ITTN: Why are the regulatory distinctions government regulators have made between different types of voice and data carriers outdated?

Downes: Remember that the goal of the 1996 Act was to deregulate communications, which had, since the breakup of AT&T in the early 1980s, been regulated largely from judicial chambers. In 1982 a clear distinction between voice carriers and data carriers made sense, but the Internet has obliterated those distinctions.

Voice, data, and video content are increasingly all transported using the same protocols--the Internet. It’s all bits now. I think leaving the data carriers out of the FCC’s clutches was a very good thing indeed. Now, however, it’s time to level the playing field and let the phone companies compete fairly.

ITTN: What did you make of FCC Chairman Julius Genachowski’s speech at The Brookings Institution in September justifying more government intervention in the Internet?

Downes: I think the FCC’s plan is a bad idea, and I think, more to the point, that the FCC is the wrong organization to be “saving” the open Internet. Among other crimes, as the Electronic Frontier Foundation points out, the FCC is the same regulator that has ramped up the penalties and frequency of fines for “indecent” content over the airwaves.

The FCC is also the organization that has tried repeatedly to push through, at the behest of the media industries, the notorious “broadcast flag,” which would force electronics and software companies to limit the legal use of broadcast content.

Meanwhile, the agency that now believes there is a severe lack of competition in broadband provisioning--severe enough to regulate--has done everything it can to stop alternative broadband technologies, including broadband over power lines and municipal wireless projects.

The open Internet is a great thing, but the FCC is wrapping itself in the flag of Internet freedom and consumer advocacy in a most unconvincing manner.

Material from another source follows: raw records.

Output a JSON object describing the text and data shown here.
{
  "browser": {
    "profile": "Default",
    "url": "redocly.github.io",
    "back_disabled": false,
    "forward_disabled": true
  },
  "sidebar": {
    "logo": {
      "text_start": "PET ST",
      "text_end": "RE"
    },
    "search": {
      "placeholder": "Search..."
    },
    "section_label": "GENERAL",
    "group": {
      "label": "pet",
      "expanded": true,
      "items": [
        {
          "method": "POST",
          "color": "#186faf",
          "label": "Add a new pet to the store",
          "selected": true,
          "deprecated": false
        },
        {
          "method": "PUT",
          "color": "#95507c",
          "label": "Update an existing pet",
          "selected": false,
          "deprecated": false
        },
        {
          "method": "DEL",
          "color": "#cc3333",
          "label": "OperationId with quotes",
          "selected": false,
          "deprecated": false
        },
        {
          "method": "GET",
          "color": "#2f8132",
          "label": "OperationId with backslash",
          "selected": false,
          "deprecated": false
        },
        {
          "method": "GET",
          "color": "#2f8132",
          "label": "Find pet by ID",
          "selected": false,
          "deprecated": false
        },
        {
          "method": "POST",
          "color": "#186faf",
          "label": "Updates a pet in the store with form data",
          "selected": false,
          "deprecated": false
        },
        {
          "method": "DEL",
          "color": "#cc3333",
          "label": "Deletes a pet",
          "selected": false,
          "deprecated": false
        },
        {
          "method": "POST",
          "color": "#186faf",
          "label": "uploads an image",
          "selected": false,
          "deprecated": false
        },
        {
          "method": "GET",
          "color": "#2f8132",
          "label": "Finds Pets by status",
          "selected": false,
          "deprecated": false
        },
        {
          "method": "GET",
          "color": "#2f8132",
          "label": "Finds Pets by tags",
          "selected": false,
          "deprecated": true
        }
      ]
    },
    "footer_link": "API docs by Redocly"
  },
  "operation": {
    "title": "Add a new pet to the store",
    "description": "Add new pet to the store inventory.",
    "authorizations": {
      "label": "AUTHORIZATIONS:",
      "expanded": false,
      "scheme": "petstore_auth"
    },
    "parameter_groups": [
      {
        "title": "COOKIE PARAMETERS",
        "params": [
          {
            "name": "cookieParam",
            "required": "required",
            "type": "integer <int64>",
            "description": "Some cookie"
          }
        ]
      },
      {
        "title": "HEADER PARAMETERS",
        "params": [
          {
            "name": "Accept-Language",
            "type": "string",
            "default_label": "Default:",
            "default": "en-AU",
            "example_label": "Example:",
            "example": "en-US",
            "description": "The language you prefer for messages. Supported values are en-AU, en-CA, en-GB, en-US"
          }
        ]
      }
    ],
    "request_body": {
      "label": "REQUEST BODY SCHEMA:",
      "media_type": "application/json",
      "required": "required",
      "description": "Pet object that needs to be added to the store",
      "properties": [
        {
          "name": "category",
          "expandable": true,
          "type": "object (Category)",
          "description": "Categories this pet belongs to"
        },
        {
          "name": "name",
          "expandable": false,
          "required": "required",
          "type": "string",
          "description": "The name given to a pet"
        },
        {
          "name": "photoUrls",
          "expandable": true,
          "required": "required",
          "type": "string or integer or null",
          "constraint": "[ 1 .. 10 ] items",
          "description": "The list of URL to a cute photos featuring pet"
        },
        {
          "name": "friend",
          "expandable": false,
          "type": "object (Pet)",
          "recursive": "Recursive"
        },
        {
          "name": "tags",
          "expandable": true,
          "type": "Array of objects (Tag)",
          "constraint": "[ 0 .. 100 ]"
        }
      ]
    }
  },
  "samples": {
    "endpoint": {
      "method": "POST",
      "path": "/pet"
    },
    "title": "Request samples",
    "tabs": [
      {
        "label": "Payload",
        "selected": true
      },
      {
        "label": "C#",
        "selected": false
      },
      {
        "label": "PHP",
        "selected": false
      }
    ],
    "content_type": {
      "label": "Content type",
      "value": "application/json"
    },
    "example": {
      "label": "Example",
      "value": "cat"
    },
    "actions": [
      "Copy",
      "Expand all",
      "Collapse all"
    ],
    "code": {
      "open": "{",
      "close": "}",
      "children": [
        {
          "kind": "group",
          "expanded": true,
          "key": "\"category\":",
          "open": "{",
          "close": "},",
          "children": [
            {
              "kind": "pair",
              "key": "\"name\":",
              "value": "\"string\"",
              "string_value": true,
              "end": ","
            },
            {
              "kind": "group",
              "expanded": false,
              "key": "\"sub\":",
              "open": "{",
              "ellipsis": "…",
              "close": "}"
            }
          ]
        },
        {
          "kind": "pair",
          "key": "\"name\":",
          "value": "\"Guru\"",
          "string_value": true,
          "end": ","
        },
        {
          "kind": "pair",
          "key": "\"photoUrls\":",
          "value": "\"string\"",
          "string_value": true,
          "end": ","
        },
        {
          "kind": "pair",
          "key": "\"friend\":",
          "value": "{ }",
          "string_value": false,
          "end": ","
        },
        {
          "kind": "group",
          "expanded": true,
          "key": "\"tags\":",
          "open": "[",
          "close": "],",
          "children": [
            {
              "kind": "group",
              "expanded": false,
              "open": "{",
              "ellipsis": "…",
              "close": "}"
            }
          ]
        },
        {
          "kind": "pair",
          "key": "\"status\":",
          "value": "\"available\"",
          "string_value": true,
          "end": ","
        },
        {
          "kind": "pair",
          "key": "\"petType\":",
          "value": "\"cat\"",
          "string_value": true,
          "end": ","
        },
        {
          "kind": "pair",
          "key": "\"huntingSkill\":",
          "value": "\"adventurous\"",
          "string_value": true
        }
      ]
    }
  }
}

ITTN: How should libertarians and free marketeers frame their arguments to convince skeptics among the masses that government intervention in the tech sector--and the Internet in particular--poses a threat to their freedom?

Downes: Remind them of all the examples of government intervention that harmed rather than helped technological innovation. As for individual liberty, the Patriot Act and the refusal of Republicans or Democrats to scale it back proves the point nicely. In response to 9/11, every law enforcement officer in the country pulled out their old Christmas wish lists and dumped them into the bill.

Governments always believe that new technologies create new opportunities for criminals to hide their activities, and they always argue that they need new powers of surveillance, investigation, and enforcement to maintain “parity.” But those new powers also affect the privacy interests of law-abiding citizens.

Clearly, given the opportunity, government is always prepared to move the needle as far over to “their” side as they can. The result has done little to improve public safety and a great deal to diminish the civil liberties of ordinary citizens.

I suspect a solid majority of Americans of all political persuasions recognize that we went too far in response to terrorism. I believe that is the natural tendency of government, not an isolated incidence.

Jim Lakely

Jim Lakely is director of communications at The Heartland Institute, co-director of Heartland’s... (read full bio)